Task objective:
All entries that follow are to be written out verbatim.

-*-*-

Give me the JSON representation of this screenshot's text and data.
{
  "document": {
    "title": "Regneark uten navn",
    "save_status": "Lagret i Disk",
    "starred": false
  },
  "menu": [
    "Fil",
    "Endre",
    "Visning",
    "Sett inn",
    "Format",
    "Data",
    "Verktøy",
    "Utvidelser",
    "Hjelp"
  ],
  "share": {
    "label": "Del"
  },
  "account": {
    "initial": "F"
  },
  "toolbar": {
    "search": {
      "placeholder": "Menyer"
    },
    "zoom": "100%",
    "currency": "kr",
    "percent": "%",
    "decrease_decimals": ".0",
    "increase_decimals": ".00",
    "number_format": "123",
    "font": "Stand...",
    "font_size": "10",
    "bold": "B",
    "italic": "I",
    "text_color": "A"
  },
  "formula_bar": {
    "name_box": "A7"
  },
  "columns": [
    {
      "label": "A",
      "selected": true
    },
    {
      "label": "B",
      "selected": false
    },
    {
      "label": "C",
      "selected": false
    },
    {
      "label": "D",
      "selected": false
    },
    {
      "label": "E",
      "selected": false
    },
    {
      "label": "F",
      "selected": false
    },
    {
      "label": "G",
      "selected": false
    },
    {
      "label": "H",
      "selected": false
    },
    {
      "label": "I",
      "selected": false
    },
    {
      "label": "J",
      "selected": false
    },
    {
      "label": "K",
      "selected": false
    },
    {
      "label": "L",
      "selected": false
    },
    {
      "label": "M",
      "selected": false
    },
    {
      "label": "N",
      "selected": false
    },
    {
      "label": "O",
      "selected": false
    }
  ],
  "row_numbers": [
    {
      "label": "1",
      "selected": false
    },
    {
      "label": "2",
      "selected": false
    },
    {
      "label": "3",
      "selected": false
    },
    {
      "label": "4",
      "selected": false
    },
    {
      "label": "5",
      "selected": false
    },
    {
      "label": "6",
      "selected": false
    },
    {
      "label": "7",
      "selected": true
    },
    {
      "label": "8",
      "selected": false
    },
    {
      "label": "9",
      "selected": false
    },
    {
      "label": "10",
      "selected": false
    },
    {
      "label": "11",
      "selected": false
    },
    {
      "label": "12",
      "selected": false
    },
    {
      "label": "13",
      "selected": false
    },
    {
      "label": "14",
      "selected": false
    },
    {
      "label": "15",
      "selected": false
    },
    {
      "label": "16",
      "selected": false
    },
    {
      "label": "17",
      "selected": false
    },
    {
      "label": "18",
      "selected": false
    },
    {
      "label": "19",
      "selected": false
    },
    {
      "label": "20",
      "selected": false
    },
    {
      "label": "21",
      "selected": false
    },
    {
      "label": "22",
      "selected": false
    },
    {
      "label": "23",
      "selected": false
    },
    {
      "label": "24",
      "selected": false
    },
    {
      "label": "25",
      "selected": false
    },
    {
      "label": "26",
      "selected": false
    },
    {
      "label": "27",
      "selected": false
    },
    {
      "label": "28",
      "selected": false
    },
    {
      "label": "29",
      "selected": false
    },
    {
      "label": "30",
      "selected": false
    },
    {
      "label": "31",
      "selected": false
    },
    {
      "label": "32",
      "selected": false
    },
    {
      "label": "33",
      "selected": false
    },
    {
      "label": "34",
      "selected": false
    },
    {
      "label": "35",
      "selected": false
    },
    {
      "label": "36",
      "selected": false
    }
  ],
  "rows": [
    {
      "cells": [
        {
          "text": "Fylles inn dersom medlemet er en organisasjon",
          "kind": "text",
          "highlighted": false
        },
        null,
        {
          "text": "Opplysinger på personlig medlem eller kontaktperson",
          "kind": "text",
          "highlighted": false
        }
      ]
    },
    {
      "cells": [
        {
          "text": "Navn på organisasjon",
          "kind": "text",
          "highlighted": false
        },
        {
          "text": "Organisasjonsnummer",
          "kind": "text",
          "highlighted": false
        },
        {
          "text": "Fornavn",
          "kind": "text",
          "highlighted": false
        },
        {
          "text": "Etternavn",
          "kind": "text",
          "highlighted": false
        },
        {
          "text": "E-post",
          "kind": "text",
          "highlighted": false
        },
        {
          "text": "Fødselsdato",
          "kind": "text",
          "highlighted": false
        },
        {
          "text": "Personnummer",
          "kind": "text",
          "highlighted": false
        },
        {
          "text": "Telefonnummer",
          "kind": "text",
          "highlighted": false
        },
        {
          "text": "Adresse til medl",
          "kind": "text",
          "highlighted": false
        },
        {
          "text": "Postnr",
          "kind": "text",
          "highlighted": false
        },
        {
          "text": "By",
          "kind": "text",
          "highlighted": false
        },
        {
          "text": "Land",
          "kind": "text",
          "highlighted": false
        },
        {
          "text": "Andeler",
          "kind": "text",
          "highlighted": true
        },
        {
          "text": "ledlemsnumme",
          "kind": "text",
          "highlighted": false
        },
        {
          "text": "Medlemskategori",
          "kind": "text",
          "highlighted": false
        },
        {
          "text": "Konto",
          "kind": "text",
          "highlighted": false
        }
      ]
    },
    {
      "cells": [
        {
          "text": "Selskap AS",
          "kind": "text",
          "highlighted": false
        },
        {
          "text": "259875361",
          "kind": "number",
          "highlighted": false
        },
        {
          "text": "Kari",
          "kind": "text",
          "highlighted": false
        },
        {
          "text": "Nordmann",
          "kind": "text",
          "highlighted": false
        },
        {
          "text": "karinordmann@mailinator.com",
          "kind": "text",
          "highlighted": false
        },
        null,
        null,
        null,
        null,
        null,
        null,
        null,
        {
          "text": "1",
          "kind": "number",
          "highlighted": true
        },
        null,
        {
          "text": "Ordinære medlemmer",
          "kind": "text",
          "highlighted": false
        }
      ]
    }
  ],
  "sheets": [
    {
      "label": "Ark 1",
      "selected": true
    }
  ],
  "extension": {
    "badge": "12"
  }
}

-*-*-

Exercise solution:
Give me the JSON representation of this screenshot's text and data.
{
  "document": {
    "title": "Regneark uten navn",
    "save_status": "Lagret i Disk",
    "starred": false
  },
  "menu": [
    "Fil",
    "Endre",
    "Visning",
    "Sett inn",
    "Format",
    "Data",
    "Verktøy",
    "Utvidelser",
    "Hjelp"
  ],
  "share": {
    "label": "Del"
  },
  "account": {
    "initial": "F"
  },
  "toolbar": {
    "search": {
      "placeholder": "Menyer"
    },
    "zoom": "100%",
    "currency": "kr",
    "percent": "%",
    "decrease_decimals": ".0",
    "increase_decimals": ".00",
    "number_format": "123",
    "font": "Stand...",
    "font_size": "10",
    "bold": "B",
    "italic": "I",
    "text_color": "A"
  },
  "formula_bar": {
    "name_box": "A7"
  },
  "columns": [
    {
      "label": "A",
      "selected": true
    },
    {
      "label": "B",
      "selected": false
    },
    {
      "label": "C",
      "selected": false
    },
    {
      "label": "D",
      "selected": false
    },
    {
      "label": "E",
      "selected": false
    },
    {
      "label": "F",
      "selected": false
    },
    {
      "label": "G",
      "selected": false
    },
    {
      "label": "H",
      "selected": false
    },
    {
      "label": "I",
      "selected": false
    },
    {
      "label": "J",
      "selected": false
    },
    {
      "label": "K",
      "selected": false
    },
    {
      "label": "L",
      "selected": false
    },
    {
      "label": "M",
      "selected": false
    },
    {
      "label": "N",
      "selected": false
    },
    {
      "label": "O",
      "selected": false
    }
  ],
  "row_numbers": [
    {
      "label": "1",
      "selected": false
    },
    {
      "label": "2",
      "selected": false
    },
    {
      "label": "3",
      "selected": false
    },
    {
      "label": "4",
      "selected": false
    },
    {
      "label": "5",
      "selected": false
    },
    {
      "label": "6",
      "selected": false
    },
    {
      "label": "7",
      "selected": true
    },
    {
      "label": "8",
      "selected": false
    },
    {
      "label": "9",
      "selected": false
    },
    {
      "label": "10",
      "selected": false
    },
    {
      "label": "11",
      "selected": false
    },
    {
      "label": "12",
      "selected": false
    },
    {
      "label": "13",
      "selected": false
    },
    {
      "label": "14",
      "selected": false
    },
    {
      "label": "15",
      "selected": false
    },
    {
      "label": "16",
      "selected": false
    },
    {
      "label": "17",
      "selected": false
    },
    {
      "label": "18",
      "selected": false
    },
    {
      "label": "19",
      "selected": false
    },
    {
      "label": "20",
      "selected": false
    },
    {
      "label": "21",
      "selected": false
    },
    {
      "label": "22",
      "selected": false
    },
    {
      "label": "23",
      "selected": false
    },
    {
      "label": "24",
      "selected": false
    },
    {
      "label": "25",
      "selected": false
    },
    {
      "label": "26",
      "selected": false
    },
    {
      "label": "27",
      "selected": false
    },
    {
      "label": "28",
      "selected": false
    },
    {
      "label": "29",
      "selected": false
    },
    {
      "label": "30",
      "selected": false
    },
    {
      "label": "31",
      "selected": false
    },
    {
      "label": "32",
      "selected": false
    },
    {
      "label": "33",
      "selected": false
    },
    {
      "label": "34",
      "selected": false
    },
    {
      "label": "35",
      "selected": false
    },
    {
      "label": "36",
      "selected": false
    }
  ],
  "rows": [
    {
      "cells": [
        {
          "text": "Fylles inn dersom medlemet er en organisasjon",
          "kind": "text",
          "highlighted": false
        },
        null,
        {
          "text": "Opplysinger på personlig medlem eller kontaktperson",
          "kind": "text",
          "highlighted": false
        }
      ]
    },
    {
      "cells": [
        {
          "text": "Navn på organisasjon",
          "kind": "text",
          "highlighted": false
        },
        {
          "text": "Organisasjonsnummer",
          "kind": "text",
          "highlighted": false
        },
        {
          "text": "Fornavn",
          "kind": "text",
          "highlighted": false
        },
        {
          "text": "Etternavn",
          "kind": "text",
          "highlighted": false
        },
        {
          "text": "E-post",
          "kind": "text",
          "highlighted": false
        },
        {
          "text": "Fødselsdato",
          "kind": "text",
          "highlighted": false
        },
        {
          "text": "Personnummer",
          "kind": "text",
          "highlighted": false
        },
        {
          "text": "Telefonnummer",
          "kind": "text",
          "highlighted": false
        },
        {
          "text": "Adresse til medl",
          "kind": "text",
          "highlighted": false
        },
        {
          "text": "Postnr",
          "kind": "text",
          "highlighted": false
        },
        {
          "text": "By",
          "kind": "text",
          "highlighted": false
        },
        {
          "text": "Land",
          "kind": "text",
          "highlighted": false
        },
        {
          "text": "Andeler",
          "kind": "text",
          "highlighted": true
        },
        {
          "text": "ledlemsnumme",
          "kind": "text",
          "highlighted": false
        },
        {
          "text": "Medlemskategori",
          "kind": "text",
          "highlighted": false
        },
        {
          "text": "Konto",
          "kind": "text",
          "highlighted": false
        }
      ]
    },
    {
      "cells": [
        {
          "text": "Selskap AS",
          "kind": "text",
          "highlighted": false
        },
        {
          "text": "259875361",
          "kind": "number",
          "highlighted": false
        },
        {
          "text": "Kari",
          "kind": "text",
          "highlighted": false
        },
        {
          "text": "Nordmann",
          "kind": "text",
          "highlighted": false
        },
        {
          "text": "karinordmann@mailinator.com",
          "kind": "text",
          "highlighted": false
        },
        null,
        null,
        null,
        null,
        null,
        null,
        null,
        {
          "text": "1",
          "kind": "number",
          "highlighted": true
        },
        null,
        {
          "text": "Ordinære medlemmer",
          "kind": "text",
          "highlighted": false
        }
      ]
    }
  ],
  "sheets": [
    {
      "label": "Ark 1",
      "selected": true
    }
  ],
  "extension": {
    "badge": "12"
  }
}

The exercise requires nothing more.